GOAL OF THE EXERCISE
An exact reproduction of all the entries is the expected answer.

== Segment start ==

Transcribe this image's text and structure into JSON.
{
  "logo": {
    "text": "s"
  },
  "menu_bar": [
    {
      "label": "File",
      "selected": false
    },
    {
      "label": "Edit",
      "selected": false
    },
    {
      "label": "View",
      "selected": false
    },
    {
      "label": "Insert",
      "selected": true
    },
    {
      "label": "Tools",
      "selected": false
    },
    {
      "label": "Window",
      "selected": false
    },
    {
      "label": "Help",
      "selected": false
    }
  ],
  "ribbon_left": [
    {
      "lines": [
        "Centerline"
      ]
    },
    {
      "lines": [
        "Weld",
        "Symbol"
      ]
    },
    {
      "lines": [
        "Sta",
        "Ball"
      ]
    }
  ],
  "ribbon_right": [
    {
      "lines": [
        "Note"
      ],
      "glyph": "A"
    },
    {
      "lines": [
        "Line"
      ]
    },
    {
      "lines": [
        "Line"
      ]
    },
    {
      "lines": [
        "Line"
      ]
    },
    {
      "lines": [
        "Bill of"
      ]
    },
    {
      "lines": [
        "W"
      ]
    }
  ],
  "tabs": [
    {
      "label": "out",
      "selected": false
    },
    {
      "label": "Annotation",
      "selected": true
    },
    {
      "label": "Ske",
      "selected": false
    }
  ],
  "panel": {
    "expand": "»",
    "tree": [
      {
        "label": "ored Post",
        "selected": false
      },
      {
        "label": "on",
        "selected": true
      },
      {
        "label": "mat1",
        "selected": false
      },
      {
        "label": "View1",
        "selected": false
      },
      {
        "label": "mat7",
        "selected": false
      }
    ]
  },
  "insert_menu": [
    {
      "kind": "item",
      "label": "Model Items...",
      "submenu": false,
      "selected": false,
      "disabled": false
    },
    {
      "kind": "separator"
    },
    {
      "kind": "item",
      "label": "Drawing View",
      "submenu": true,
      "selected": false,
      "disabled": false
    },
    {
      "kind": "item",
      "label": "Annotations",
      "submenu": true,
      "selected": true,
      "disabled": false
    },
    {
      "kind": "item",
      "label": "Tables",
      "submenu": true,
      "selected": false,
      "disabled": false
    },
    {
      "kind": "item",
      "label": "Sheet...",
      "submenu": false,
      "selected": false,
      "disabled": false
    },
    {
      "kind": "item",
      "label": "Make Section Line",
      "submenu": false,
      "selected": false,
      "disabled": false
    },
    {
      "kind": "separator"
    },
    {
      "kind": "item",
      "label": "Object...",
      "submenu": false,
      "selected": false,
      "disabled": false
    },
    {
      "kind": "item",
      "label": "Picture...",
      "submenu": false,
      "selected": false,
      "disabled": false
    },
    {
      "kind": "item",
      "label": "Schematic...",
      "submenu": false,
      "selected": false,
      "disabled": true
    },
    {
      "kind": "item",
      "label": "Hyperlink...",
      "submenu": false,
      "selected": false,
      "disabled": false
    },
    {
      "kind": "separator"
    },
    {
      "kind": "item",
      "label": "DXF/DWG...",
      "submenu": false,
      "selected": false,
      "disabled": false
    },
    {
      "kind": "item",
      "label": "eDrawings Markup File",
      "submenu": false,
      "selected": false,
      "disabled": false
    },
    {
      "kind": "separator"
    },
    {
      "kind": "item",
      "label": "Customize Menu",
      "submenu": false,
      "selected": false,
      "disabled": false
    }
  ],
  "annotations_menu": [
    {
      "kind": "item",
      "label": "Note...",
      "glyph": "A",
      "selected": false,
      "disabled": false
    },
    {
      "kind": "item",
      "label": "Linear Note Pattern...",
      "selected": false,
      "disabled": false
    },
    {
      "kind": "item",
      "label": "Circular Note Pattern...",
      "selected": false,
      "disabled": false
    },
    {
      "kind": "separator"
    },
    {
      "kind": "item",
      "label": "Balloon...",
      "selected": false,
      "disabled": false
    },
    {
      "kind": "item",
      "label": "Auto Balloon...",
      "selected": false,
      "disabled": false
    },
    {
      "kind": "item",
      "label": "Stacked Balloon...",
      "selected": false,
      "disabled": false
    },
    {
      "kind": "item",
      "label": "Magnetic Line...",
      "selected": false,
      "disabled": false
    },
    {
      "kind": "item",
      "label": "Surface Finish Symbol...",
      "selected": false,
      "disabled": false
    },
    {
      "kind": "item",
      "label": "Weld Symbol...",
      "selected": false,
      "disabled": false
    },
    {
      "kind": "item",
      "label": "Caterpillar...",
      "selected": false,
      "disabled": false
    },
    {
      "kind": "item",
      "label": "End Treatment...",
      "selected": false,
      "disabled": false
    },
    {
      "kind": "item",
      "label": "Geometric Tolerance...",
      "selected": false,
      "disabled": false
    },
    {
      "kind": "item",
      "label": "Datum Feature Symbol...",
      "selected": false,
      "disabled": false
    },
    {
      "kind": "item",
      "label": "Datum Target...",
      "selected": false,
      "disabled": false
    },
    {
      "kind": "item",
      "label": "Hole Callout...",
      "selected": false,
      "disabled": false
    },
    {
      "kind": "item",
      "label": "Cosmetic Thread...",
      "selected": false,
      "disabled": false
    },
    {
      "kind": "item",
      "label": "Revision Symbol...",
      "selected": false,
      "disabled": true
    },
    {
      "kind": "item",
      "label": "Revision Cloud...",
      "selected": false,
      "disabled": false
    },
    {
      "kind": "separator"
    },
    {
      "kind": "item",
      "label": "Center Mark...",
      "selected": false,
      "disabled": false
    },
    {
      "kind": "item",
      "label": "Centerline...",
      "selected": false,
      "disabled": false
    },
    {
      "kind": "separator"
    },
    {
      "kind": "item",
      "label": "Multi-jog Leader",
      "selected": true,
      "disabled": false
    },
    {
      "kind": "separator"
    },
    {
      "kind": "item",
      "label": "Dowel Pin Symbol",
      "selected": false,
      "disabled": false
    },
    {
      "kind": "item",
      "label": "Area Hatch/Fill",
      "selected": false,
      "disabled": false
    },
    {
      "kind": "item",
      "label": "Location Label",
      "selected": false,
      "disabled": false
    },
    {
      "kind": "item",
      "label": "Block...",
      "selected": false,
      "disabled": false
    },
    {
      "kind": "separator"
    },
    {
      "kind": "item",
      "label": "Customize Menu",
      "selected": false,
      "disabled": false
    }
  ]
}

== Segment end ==

TASK OUTPUT
Transcribe this image's text and structure into JSON.
{
  "logo": {
    "text": "s"
  },
  "menu_bar": [
    {
      "label": "File",
      "selected": false
    },
    {
      "label": "Edit",
      "selected": false
    },
    {
      "label": "View",
      "selected": false
    },
    {
      "label": "Insert",
      "selected": true
    },
    {
      "label": "Tools",
      "selected": false
    },
    {
      "label": "Window",
      "selected": false
    },
    {
      "label": "Help",
      "selected": false
    }
  ],
  "ribbon_left": [
    {
      "lines": [
        "Centerline"
      ]
    },
    {
      "lines": [
        "Weld",
        "Symbol"
      ]
    },
    {
      "lines": [
        "Sta",
        "Ball"
      ]
    }
  ],
  "ribbon_right": [
    {
      "lines": [
        "Note"
      ],
      "glyph": "A"
    },
    {
      "lines": [
        "Line"
      ]
    },
    {
      "lines": [
        "Line"
      ]
    },
    {
      "lines": [
        "Line"
      ]
    },
    {
      "lines": [
        "Bill of"
      ]
    },
    {
      "lines": [
        "W"
      ]
    }
  ],
  "tabs": [
    {
      "label": "out",
      "selected": false
    },
    {
      "label": "Annotation",
      "selected": true
    },
    {
      "label": "Ske",
      "selected": false
    }
  ],
  "panel": {
    "expand": "»",
    "tree": [
      {
        "label": "ored Post",
        "selected": false
      },
      {
        "label": "on",
        "selected": true
      },
      {
        "label": "mat1",
        "selected": false
      },
      {
        "label": "View1",
        "selected": false
      },
      {
        "label": "mat7",
        "selected": false
      }
    ]
  },
  "insert_menu": [
    {
      "kind": "item",
      "label": "Model Items...",
      "submenu": false,
      "selected": false,
      "disabled": false
    },
    {
      "kind": "separator"
    },
    {
      "kind": "item",
      "label": "Drawing View",
      "submenu": true,
      "selected": false,
      "disabled": false
    },
    {
      "kind": "item",
      "label": "Annotations",
      "submenu": true,
      "selected": true,
      "disabled": false
    },
    {
      "kind": "item",
      "label": "Tables",
      "submenu": true,
      "selected": false,
      "disabled": false
    },
    {
      "kind": "item",
      "label": "Sheet...",
      "submenu": false,
      "selected": false,
      "disabled": false
    },
    {
      "kind": "item",
      "label": "Make Section Line",
      "submenu": false,
      "selected": false,
      "disabled": false
    },
    {
      "kind": "separator"
    },
    {
      "kind": "item",
      "label": "Object...",
      "submenu": false,
      "selected": false,
      "disabled": false
    },
    {
      "kind": "item",
      "label": "Picture...",
      "submenu": false,
      "selected": false,
      "disabled": false
    },
    {
      "kind": "item",
      "label": "Schematic...",
      "submenu": false,
      "selected": false,
      "disabled": true
    },
    {
      "kind": "item",
      "label": "Hyperlink...",
      "submenu": false,
      "selected": false,
      "disabled": false
    },
    {
      "kind": "separator"
    },
    {
      "kind": "item",
      "label": "DXF/DWG...",
      "submenu": false,
      "selected": false,
      "disabled": false
    },
    {
      "kind": "item",
      "label": "eDrawings Markup File",
      "submenu": false,
      "selected": false,
      "disabled": false
    },
    {
      "kind": "separator"
    },
    {
      "kind": "item",
      "label": "Customize Menu",
      "submenu": false,
      "selected": false,
      "disabled": false
    }
  ],
  "annotations_menu": [
    {
      "kind": "item",
      "label": "Note...",
      "glyph": "A",
      "selected": false,
      "disabled": false
    },
    {
      "kind": "item",
      "label": "Linear Note Pattern...",
      "selected": false,
      "disabled": false
    },
    {
      "kind": "item",
      "label": "Circular Note Pattern...",
      "selected": false,
      "disabled": false
    },
    {
      "kind": "separator"
    },
    {
      "kind": "item",
      "label": "Balloon...",
      "selected": false,
      "disabled": false
    },
    {
      "kind": "item",
      "label": "Auto Balloon...",
      "selected": false,
      "disabled": false
    },
    {
      "kind": "item",
      "label": "Stacked Balloon...",
      "selected": false,
      "disabled": false
    },
    {
      "kind": "item",
      "label": "Magnetic Line...",
      "selected": false,
      "disabled": false
    },
    {
      "kind": "item",
      "label": "Surface Finish Symbol...",
      "selected": false,
      "disabled": false
    },
    {
      "kind": "item",
      "label": "Weld Symbol...",
      "selected": false,
      "disabled": false
    },
    {
      "kind": "item",
      "label": "Caterpillar...",
      "selected": false,
      "disabled": false
    },
    {
      "kind": "item",
      "label": "End Treatment...",
      "selected": false,
      "disabled": false
    },
    {
      "kind": "item",
      "label": "Geometric Tolerance...",
      "selected": false,
      "disabled": false
    },
    {
      "kind": "item",
      "label": "Datum Feature Symbol...",
      "selected": false,
      "disabled": false
    },
    {
      "kind": "item",
      "label": "Datum Target...",
      "selected": false,
      "disabled": false
    },
    {
      "kind": "item",
      "label": "Hole Callout...",
      "selected": false,
      "disabled": false
    },
    {
      "kind": "item",
      "label": "Cosmetic Thread...",
      "selected": false,
      "disabled": false
    },
    {
      "kind": "item",
      "label": "Revision Symbol...",
      "selected": false,
      "disabled": true
    },
    {
      "kind": "item",
      "label": "Revision Cloud...",
      "selected": false,
      "disabled": false
    },
    {
      "kind": "separator"
    },
    {
      "kind": "item",
      "label": "Center Mark...",
      "selected": false,
      "disabled": false
    },
    {
      "kind": "item",
      "label": "Centerline...",
      "selected": false,
      "disabled": false
    },
    {
      "kind": "separator"
    },
    {
      "kind": "item",
      "label": "Multi-jog Leader",
      "selected": true,
      "disabled": false
    },
    {
      "kind": "separator"
    },
    {
      "kind": "item",
      "label": "Dowel Pin Symbol",
      "selected": false,
      "disabled": false
    },
    {
      "kind": "item",
      "label": "Area Hatch/Fill",
      "selected": false,
      "disabled": false
    },
    {
      "kind": "item",
      "label": "Location Label",
      "selected": false,
      "disabled": false
    },
    {
      "kind": "item",
      "label": "Block...",
      "selected": false,
      "disabled": false
    },
    {
      "kind": "separator"
    },
    {
      "kind": "item",
      "label": "Customize Menu",
      "selected": false,
      "disabled": false
    }
  ]
}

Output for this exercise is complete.